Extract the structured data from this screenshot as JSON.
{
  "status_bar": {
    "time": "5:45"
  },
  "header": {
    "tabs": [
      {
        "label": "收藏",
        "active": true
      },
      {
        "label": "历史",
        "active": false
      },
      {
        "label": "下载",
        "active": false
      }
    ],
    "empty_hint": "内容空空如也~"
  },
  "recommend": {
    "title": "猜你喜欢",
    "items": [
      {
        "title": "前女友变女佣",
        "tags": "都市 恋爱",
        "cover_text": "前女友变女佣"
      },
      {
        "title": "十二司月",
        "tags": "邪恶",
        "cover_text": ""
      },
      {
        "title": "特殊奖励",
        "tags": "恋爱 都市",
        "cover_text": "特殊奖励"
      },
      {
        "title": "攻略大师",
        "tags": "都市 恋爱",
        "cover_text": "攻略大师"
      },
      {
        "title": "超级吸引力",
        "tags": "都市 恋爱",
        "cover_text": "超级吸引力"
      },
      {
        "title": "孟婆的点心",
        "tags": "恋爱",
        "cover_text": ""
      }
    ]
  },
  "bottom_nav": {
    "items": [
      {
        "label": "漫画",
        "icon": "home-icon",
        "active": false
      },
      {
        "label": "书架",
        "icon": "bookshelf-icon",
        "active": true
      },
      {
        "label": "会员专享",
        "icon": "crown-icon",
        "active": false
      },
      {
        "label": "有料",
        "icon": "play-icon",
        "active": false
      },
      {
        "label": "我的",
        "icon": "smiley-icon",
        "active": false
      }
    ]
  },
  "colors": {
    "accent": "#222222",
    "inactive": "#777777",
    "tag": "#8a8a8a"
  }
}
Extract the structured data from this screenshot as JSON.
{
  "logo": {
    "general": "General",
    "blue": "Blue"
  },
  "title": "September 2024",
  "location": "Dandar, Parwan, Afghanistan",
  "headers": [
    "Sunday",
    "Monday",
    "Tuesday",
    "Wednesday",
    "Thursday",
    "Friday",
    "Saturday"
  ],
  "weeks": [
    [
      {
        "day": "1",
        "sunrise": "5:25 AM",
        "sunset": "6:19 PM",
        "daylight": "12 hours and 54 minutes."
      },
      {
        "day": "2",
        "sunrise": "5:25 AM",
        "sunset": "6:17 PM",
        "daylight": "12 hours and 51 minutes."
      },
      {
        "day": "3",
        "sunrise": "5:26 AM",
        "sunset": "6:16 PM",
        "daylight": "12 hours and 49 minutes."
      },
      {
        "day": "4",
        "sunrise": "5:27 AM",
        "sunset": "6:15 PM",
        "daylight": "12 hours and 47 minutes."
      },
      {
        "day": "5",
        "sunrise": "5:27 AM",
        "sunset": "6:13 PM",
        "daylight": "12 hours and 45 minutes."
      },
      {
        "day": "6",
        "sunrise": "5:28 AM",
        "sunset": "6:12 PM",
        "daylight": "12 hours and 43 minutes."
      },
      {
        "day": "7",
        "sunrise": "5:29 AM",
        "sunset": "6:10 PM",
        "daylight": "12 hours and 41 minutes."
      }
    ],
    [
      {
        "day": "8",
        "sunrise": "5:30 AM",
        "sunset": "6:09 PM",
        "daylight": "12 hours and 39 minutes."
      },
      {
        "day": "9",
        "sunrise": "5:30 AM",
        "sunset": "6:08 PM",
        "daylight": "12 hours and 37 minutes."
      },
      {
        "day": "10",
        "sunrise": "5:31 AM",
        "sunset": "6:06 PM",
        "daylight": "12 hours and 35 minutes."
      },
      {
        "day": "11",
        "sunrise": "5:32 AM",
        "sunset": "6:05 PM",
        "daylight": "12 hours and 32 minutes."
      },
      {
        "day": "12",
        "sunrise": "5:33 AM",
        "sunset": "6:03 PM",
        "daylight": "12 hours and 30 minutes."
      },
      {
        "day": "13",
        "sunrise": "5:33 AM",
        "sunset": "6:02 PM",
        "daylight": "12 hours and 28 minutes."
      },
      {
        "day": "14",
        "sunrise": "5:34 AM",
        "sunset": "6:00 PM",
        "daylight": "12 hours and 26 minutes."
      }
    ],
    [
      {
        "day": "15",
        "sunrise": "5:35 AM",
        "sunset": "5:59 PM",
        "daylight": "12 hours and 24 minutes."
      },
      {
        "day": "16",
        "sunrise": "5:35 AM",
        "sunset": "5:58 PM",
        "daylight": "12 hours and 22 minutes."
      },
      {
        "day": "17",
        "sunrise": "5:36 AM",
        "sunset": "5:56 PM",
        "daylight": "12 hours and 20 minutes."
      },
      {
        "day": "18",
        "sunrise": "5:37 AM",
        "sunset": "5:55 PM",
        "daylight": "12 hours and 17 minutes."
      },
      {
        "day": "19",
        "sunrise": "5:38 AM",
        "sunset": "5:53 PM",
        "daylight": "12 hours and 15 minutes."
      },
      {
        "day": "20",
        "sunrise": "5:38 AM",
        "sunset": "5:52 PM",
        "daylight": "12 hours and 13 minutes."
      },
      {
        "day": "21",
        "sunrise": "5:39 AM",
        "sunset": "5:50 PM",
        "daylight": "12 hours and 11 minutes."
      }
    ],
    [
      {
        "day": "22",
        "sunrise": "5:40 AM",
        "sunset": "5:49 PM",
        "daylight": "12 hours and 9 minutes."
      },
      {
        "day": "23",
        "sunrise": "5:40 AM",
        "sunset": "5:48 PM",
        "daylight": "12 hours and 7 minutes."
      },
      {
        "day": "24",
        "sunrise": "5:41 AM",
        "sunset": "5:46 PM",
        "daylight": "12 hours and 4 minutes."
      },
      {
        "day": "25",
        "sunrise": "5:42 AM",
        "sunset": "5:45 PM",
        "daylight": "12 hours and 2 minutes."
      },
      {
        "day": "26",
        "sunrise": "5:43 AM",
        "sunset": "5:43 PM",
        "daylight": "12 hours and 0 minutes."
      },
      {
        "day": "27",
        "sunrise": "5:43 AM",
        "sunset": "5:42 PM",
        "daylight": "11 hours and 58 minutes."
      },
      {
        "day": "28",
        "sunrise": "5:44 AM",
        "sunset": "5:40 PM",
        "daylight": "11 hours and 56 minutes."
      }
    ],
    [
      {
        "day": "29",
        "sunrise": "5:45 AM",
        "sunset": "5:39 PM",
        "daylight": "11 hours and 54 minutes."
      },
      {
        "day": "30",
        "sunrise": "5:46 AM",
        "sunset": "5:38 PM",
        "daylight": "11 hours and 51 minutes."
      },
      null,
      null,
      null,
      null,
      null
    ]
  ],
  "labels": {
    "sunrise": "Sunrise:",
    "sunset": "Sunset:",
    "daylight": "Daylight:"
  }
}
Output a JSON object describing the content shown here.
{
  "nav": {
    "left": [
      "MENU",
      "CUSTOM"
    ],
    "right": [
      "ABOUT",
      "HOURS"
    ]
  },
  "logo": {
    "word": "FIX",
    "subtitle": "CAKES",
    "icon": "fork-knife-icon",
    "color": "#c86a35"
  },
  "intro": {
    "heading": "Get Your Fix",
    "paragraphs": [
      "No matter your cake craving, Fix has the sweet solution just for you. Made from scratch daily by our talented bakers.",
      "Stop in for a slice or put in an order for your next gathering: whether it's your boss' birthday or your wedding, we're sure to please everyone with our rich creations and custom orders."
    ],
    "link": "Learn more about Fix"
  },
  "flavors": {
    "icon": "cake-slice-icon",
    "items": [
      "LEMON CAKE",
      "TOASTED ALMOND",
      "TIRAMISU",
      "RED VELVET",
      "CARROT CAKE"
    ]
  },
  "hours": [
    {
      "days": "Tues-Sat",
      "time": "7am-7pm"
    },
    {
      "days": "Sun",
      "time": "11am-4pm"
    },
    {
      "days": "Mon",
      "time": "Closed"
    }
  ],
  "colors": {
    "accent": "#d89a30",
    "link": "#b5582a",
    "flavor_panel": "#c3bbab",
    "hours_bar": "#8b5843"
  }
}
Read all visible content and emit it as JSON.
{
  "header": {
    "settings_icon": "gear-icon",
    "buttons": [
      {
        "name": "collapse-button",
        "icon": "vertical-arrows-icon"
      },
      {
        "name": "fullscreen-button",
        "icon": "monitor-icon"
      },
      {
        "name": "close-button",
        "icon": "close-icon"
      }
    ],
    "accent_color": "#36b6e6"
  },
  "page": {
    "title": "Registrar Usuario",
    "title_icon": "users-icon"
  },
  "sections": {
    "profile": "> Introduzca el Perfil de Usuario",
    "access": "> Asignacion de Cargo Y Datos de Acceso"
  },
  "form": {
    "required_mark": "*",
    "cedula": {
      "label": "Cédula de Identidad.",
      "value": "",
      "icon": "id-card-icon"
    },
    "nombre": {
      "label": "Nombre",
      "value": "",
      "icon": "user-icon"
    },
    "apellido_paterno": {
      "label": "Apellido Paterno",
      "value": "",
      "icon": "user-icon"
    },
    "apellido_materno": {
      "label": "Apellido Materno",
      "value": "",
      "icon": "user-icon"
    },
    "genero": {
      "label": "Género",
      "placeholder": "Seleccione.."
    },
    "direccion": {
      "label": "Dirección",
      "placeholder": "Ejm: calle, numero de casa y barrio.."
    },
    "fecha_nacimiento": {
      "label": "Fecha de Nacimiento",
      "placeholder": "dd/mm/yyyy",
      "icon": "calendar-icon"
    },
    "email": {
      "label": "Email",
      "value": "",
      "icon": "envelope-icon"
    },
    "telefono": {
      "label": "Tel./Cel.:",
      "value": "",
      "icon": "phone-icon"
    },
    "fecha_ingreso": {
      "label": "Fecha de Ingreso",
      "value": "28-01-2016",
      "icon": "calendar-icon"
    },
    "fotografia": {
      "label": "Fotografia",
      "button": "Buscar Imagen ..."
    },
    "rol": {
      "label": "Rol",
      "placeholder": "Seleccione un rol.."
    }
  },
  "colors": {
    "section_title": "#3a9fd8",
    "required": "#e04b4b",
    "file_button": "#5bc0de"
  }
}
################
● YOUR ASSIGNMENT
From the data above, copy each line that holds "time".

● ANSWER SECTION
    "time": "5:45"
      "time": "7am-7pm"
      "time": "11am-4pm"
      "time": "Closed"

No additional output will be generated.